“Where do they open?”
“The nicer one is right next to the tower. The door doesn’t look like a door. It opens into the passageway between the counting room and the throne room. I suppose the Dragon uses that one.”
“No,” Will looked shocked. “The Dragon don’t piss or shit.”
“Yes, he—Will! You’re teasing me.”
“I am. But I’ll surely not let on I think the Dragon is a mortal man and ask for you to use his privy. What about the other?
“It’s beyond the throne room among the officer’s apartments. I suppose officers and their ladies use it.”
“Not for the likes of us. I’ll ask Stefan. He seems like a good sort.”
“Will, tell me.” Mary lowered her voice. “The Dragon is so awful; how does he get nice people like you and Stefan to like him?”
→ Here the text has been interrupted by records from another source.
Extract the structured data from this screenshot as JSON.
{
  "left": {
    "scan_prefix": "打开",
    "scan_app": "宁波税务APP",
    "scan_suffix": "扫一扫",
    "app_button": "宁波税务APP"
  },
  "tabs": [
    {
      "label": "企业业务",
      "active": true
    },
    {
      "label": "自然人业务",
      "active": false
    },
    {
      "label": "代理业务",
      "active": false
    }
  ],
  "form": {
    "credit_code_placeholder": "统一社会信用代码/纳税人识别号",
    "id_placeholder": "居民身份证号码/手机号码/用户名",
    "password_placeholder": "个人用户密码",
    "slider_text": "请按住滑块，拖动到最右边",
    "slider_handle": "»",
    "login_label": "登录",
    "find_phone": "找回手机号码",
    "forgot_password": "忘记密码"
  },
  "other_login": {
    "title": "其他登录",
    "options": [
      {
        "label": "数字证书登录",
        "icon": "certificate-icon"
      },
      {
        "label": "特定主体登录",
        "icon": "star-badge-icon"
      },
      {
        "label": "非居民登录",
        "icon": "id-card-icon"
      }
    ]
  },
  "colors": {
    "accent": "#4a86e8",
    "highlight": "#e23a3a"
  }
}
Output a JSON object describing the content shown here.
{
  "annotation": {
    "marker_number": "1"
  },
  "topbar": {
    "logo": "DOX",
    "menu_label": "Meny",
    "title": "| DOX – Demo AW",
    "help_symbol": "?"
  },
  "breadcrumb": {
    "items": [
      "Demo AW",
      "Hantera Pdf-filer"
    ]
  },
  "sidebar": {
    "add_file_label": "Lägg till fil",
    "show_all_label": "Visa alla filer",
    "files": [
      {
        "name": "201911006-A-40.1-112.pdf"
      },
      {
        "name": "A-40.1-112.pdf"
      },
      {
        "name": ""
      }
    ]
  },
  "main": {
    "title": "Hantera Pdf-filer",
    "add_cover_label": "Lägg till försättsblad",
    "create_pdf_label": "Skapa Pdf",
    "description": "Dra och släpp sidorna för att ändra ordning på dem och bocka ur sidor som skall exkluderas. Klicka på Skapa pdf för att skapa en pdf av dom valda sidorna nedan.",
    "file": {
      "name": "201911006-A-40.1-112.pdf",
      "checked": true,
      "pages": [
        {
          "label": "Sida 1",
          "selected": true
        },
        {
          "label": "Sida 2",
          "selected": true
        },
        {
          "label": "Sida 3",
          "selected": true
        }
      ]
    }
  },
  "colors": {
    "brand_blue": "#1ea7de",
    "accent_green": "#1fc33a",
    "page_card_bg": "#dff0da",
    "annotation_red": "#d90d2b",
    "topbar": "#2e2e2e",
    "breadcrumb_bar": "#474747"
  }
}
“Awful? No, the Dragon’s a great man. Sure he don’t belong in this little castle, but one day soon—maybe this year—he’s going to burst out of here and liberate the whole empire. He’ll bring peace and plenty to everyone.”
“No, Will. He’s a bully. He kills people. He’s going to conquer people, not free them.”
“You’re only a little girl,” Will said. “You don’t understand these things. I know. Even though he’s not sure about me, I’m sure about him. The Dragon is a great and good man.”
Copyright © 2022 by Ron Andrea. All Rights Reserved.